* _Problem_: Output exactly the lines between the one holding "Serialize everything readable" and the last line of the data below, both of those lines included.

Start of Information given

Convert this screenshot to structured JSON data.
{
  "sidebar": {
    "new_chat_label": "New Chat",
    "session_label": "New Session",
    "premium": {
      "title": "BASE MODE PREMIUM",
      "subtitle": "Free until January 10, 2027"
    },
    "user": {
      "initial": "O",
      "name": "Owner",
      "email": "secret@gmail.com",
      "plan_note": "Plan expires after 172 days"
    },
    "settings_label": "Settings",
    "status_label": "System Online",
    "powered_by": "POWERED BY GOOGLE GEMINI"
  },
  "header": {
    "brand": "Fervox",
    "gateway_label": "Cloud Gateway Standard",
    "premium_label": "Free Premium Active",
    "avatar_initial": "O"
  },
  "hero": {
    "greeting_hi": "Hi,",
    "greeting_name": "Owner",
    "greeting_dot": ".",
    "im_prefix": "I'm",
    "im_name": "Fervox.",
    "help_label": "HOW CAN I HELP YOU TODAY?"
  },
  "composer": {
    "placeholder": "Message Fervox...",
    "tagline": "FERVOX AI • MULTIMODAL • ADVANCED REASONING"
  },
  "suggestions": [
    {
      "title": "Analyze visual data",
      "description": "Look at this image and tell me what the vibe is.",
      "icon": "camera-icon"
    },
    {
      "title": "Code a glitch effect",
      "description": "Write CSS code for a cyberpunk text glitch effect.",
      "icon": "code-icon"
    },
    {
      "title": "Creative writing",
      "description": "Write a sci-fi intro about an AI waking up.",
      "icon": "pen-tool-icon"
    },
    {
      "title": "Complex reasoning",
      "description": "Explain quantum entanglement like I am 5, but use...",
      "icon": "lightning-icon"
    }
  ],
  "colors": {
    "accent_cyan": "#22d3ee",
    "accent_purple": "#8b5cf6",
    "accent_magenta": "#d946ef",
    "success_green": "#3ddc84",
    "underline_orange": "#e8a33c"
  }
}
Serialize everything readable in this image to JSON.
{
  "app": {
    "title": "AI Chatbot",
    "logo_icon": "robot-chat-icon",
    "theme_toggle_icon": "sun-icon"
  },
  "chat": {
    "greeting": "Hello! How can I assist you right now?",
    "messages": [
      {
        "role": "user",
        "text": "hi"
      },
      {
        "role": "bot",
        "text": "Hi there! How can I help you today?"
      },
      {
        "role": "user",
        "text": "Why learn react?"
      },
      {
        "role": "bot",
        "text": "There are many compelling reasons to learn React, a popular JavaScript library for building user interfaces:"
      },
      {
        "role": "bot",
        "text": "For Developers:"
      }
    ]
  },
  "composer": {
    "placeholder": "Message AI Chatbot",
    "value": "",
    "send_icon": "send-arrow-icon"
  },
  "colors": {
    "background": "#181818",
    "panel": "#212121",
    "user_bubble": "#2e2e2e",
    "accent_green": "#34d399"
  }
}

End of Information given

* _Reply to the exercise_:
Serialize everything readable in this image to JSON.
{
  "app": {
    "title": "AI Chatbot",
    "logo_icon": "robot-chat-icon",
    "theme_toggle_icon": "sun-icon"
  },
  "chat": {
    "greeting": "Hello! How can I assist you right now?",
    "messages": [
      {
        "role": "user",
        "text": "hi"
      },
      {
        "role": "bot",
        "text": "Hi there! How can I help you today?"
      },
      {
        "role": "user",
        "text": "Why learn react?"
      },
      {
        "role": "bot",
        "text": "There are many compelling reasons to learn React, a popular JavaScript library for building user interfaces:"
      },
      {
        "role": "bot",
        "text": "For Developers:"
      }
    ]
  },
  "composer": {
    "placeholder": "Message AI Chatbot",
    "value": "",
    "send_icon": "send-arrow-icon"
  },
  "colors": {
    "background": "#181818",
    "panel": "#212121",
    "user_bubble": "#2e2e2e",
    "accent_green": "#34d399"
  }
}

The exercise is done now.